I read an article the other day in which the author declared, “I’m not a liar. But Facebook is.” She went on to say that the image of her life, as created by her Facebook comments and photos, was much rosier than her actual life. In a way, she was creating a lie about herself.
This is probably true of most of us. We use social media mostly to share happy moments, to revel in our small (and large) successes, to announce good news. We occasionally gripe or vent or complain, but despite that, most of us unintentionally post an incomplete picture of our lives, and one that paints us as happier, more successful, and more fulfilled than we actually are.
So today, I am going to admit some truths that aren’t always seen on my Facebook or my blog pages.
I love my kids, but some days they drive me crazy. Like, crying in the bathroom crazy. Like, sending them to their room so I can calm down crazy. Like, meeting my husband at the door with my car keys in my hand at the end of the day crazy.
It took me years – literally years to potty train my kids.

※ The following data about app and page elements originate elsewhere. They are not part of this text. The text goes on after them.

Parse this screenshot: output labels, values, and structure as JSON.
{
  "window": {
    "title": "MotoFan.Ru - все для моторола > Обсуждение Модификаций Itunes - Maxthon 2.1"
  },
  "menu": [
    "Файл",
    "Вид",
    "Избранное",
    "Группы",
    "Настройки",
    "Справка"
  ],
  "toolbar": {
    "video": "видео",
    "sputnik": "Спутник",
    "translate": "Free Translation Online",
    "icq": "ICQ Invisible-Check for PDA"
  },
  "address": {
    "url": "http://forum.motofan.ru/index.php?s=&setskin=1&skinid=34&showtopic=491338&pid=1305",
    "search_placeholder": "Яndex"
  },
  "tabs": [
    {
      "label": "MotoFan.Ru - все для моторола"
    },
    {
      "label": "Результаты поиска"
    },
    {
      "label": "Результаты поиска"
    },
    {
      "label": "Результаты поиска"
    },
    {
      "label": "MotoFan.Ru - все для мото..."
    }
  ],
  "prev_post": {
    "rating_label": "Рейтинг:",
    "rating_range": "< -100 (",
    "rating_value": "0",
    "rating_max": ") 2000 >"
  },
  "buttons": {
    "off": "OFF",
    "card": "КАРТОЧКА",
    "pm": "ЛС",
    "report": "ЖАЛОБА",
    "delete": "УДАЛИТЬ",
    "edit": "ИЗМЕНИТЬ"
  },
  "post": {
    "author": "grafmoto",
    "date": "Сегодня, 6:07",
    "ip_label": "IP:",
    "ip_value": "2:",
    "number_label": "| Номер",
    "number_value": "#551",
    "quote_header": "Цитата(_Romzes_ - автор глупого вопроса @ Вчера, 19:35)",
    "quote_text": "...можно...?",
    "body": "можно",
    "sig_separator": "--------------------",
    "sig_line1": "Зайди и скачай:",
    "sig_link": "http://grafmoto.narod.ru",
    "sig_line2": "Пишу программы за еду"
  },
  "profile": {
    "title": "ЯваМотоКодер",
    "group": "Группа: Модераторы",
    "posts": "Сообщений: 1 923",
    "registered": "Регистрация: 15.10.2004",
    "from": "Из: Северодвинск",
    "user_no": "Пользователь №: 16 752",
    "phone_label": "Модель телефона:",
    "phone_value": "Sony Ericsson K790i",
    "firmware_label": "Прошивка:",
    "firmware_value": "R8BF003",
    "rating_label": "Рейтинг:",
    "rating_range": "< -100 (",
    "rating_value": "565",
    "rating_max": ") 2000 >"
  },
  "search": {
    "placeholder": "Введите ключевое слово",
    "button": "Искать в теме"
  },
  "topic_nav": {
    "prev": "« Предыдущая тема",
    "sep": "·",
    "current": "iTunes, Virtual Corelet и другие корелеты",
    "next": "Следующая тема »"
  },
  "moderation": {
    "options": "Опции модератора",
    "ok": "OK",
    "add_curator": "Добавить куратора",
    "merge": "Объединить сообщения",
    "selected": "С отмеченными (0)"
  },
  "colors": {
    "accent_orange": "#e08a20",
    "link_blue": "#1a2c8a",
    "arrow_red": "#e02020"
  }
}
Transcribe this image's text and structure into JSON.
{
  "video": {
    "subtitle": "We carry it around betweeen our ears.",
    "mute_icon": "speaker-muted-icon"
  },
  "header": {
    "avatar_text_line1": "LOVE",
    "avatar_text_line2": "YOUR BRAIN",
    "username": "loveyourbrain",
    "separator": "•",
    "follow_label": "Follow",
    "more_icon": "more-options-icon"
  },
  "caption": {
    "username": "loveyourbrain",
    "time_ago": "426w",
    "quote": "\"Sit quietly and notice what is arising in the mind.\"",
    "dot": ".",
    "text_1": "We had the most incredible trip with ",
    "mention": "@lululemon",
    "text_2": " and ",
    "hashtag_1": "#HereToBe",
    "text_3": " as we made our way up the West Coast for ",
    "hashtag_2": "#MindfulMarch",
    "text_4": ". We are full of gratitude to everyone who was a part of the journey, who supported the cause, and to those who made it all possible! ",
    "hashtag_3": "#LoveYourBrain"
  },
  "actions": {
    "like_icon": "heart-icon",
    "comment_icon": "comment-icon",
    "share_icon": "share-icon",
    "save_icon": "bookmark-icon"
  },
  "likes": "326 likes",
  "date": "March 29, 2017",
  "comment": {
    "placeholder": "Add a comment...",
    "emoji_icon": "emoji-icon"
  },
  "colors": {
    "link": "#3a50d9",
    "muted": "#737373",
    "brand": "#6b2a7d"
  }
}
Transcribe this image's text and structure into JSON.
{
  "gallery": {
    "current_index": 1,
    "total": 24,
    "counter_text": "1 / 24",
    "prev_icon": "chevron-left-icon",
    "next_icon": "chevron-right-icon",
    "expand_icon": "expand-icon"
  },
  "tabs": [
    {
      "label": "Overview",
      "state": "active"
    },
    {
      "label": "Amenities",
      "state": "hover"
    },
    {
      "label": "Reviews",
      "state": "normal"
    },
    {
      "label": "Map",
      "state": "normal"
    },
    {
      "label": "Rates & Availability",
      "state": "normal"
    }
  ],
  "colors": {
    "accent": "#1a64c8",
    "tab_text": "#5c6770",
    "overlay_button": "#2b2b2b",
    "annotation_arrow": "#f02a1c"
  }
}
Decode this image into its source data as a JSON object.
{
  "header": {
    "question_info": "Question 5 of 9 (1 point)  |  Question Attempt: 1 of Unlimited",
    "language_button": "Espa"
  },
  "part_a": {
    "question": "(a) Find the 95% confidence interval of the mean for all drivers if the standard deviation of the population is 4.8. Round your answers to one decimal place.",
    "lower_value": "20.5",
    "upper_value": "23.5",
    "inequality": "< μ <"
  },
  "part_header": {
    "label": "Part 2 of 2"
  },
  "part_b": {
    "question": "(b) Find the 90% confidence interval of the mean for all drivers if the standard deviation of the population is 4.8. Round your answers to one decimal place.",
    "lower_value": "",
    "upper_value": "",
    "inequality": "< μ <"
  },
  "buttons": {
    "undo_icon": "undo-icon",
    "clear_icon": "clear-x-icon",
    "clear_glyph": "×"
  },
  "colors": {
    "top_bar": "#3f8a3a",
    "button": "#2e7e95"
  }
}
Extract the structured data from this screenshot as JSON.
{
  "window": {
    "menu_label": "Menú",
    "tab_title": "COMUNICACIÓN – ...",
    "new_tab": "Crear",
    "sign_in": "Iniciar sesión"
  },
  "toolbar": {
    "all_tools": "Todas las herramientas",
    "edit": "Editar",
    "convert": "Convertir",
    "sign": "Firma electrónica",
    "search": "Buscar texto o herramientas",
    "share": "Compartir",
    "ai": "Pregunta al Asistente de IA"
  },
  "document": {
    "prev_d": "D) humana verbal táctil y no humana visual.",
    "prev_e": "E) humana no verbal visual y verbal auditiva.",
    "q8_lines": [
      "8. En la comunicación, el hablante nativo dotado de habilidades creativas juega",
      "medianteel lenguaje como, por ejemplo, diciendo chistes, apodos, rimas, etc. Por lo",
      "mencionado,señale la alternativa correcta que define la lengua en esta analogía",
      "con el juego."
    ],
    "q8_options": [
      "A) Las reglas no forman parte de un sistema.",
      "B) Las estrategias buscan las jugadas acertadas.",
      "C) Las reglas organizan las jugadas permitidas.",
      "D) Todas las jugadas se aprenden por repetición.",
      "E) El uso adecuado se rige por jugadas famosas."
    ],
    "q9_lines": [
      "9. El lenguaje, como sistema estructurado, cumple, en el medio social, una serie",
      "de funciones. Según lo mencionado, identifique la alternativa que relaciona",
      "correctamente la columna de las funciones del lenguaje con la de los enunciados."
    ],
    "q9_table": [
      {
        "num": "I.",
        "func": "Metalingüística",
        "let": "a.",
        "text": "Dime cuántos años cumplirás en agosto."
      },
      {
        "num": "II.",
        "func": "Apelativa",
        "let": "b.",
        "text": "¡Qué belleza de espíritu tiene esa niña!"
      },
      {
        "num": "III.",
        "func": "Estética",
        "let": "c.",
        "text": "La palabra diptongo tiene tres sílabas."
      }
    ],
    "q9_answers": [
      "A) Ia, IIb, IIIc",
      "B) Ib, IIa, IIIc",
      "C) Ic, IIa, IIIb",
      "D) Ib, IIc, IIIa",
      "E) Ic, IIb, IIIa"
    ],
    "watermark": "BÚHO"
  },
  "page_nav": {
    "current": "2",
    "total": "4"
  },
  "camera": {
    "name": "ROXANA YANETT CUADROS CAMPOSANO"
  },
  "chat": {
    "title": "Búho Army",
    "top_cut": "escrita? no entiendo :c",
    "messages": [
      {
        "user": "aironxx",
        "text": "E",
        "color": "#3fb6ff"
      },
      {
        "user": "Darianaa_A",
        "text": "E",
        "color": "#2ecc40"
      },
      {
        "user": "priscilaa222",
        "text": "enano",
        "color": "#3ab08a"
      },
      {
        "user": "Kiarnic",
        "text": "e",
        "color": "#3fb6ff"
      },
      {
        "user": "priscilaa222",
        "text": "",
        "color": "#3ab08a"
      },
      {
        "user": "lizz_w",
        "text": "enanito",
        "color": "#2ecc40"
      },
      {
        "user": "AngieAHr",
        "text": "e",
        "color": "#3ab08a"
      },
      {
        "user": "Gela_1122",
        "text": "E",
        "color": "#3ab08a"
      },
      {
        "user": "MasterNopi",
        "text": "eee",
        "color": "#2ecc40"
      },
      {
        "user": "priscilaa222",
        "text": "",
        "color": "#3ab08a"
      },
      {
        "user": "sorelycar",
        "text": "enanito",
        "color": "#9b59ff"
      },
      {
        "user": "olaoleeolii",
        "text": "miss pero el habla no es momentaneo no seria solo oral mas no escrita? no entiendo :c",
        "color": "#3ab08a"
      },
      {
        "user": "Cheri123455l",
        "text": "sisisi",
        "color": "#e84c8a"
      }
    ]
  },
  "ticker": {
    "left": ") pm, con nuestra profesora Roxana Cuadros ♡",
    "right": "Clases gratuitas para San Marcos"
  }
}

I fake my way through a lot of parenting. I act like I know what I’m doing, but I’m totally flying by the seat of my pants. I let my kids watch TV and play with their Kindles a lot more hours of the day than I should. Sometimes I don’t take them outside to play because I don’t feel like going outside. I don’t offer them vegetables as often as I should.
I love my husband – a LOT – but there are times when I really, really want to punch him in the nose. Or at least Gibbs-slap him for being clueless. Sometimes we yell at each other, usually about stupid stuff. When I get mad at him, I do stupid, childish, passive-aggressive things like making him get his own dinner plate, even though I bring everyone else’s to them. Or I bring everyone’s clean laundry upstairs and leave his in the laundry room or on the stairs. (I strongly suspect he has never noticed either of these things, but it makes me feel better, in a petty, vindictive kind of way.)
I am terrified of home schooling. Even though part of me knows I am perfectly qualified to do it, at least for a few years, another part of me is sure that I’ll leave him unprepared for life and he’ll end up in some boring, dead-end job because I didn’t teach him to use a ten frame properly.
I make it a joke on Facebook, but I really do let my kids run around without pants on a lot of the time. And there are still a lot of days when we don’t change out of our pajamas until after lunch. Sometimes we don’t brush our hair or teeth till then either. And sometimes not even then.
I let them do stuff they probably shouldn’t, like climbing up the stairs on the other side of the bannister, or sliding down the bannister, or going outside with bare feet or no coat when it’s only 45 degrees out, or riding their bikes in the driveway without a helmet.
So my life’s not quite as perfect as it probably seems on Facebook. But it’s still pretty good. And that’s the truth.